• Assignment: Match the word "title". Return each line of the data below where it appears.

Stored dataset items
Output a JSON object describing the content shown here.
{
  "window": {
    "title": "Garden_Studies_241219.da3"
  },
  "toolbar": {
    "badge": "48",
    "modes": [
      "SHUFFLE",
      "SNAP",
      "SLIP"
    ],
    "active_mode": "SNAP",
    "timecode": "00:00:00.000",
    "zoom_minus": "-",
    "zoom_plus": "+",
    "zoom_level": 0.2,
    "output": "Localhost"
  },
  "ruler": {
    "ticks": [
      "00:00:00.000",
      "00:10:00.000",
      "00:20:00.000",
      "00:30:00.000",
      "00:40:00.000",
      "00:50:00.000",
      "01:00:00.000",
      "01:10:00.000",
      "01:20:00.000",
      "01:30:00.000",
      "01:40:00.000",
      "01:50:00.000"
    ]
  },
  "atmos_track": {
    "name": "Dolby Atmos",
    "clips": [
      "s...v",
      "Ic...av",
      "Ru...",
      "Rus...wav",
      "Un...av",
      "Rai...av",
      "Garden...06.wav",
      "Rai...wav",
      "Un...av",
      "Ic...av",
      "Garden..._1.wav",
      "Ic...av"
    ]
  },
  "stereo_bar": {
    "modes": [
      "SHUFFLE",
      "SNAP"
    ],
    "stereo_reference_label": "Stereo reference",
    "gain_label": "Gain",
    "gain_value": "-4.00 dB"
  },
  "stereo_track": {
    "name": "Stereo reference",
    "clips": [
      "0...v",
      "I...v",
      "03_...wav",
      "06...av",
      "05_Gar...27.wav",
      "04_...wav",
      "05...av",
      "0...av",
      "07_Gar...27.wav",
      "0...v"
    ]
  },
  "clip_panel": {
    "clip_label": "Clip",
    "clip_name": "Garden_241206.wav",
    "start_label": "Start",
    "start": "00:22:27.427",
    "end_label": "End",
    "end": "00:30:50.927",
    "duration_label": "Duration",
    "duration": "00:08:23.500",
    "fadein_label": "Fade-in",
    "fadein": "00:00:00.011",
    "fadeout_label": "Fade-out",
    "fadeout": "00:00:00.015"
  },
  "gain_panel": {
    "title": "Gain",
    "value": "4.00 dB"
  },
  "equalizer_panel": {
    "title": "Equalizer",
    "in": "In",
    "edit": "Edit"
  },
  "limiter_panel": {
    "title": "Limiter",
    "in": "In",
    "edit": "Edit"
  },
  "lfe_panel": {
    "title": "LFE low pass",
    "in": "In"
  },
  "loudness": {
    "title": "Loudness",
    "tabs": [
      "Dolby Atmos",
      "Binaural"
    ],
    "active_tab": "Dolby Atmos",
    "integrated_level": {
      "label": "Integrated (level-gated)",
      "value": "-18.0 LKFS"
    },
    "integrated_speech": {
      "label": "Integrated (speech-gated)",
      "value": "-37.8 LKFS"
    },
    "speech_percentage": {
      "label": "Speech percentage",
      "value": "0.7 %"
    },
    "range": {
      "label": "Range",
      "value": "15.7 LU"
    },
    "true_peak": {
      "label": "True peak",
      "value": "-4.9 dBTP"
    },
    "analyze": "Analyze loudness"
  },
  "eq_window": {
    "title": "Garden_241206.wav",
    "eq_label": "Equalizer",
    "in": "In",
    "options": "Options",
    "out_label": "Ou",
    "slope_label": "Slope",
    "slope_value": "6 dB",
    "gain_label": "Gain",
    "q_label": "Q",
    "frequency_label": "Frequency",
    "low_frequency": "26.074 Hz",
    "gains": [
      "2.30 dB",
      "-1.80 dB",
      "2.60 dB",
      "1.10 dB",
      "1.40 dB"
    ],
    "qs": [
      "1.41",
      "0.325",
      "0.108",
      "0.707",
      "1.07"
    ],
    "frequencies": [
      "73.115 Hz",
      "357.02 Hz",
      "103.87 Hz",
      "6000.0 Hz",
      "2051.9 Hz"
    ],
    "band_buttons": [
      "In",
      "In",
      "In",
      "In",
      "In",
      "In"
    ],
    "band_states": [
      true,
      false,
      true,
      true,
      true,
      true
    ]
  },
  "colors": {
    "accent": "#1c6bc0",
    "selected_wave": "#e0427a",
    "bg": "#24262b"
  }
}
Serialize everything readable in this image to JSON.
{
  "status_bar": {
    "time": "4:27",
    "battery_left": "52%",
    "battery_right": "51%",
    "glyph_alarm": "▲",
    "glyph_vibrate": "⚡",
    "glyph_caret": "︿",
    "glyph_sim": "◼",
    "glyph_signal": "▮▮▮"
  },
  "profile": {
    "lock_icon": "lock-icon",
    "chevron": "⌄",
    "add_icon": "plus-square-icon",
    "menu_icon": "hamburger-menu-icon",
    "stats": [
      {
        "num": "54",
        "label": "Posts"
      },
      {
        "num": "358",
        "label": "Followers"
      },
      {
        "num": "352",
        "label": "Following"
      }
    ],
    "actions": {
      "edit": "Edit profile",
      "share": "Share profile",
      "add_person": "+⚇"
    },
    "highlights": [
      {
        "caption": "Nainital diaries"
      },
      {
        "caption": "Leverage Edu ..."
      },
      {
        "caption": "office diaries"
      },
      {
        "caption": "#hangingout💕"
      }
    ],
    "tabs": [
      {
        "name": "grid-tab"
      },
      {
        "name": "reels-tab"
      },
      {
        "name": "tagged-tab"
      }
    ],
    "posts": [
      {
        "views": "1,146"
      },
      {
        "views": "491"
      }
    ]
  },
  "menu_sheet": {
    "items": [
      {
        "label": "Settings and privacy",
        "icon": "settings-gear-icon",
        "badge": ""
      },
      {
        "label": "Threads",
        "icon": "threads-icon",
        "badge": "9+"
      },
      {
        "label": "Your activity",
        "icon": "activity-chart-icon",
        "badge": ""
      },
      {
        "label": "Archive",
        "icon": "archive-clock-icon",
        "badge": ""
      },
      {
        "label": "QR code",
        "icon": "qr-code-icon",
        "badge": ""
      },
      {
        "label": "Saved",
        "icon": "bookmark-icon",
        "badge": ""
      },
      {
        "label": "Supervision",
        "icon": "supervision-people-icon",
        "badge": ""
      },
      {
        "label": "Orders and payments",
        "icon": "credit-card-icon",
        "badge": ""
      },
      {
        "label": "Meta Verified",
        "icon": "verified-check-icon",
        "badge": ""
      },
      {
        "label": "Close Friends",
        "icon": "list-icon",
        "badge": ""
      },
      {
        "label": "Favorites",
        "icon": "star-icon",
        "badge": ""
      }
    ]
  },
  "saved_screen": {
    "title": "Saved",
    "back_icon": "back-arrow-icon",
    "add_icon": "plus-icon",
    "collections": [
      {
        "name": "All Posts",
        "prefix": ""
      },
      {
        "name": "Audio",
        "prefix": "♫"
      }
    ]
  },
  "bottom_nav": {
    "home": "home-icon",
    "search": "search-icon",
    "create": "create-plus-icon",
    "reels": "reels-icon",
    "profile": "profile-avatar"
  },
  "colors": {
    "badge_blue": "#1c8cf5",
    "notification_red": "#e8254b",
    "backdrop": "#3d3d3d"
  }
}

• Result below:
    "title": "Garden_Studies_241219.da3"
    "title": "Gain",
    "title": "Equalizer",
    "title": "Limiter",
    "title": "LFE low pass",
    "title": "Loudness",
    "title": "Garden_241206.wav",
    "title": "Saved",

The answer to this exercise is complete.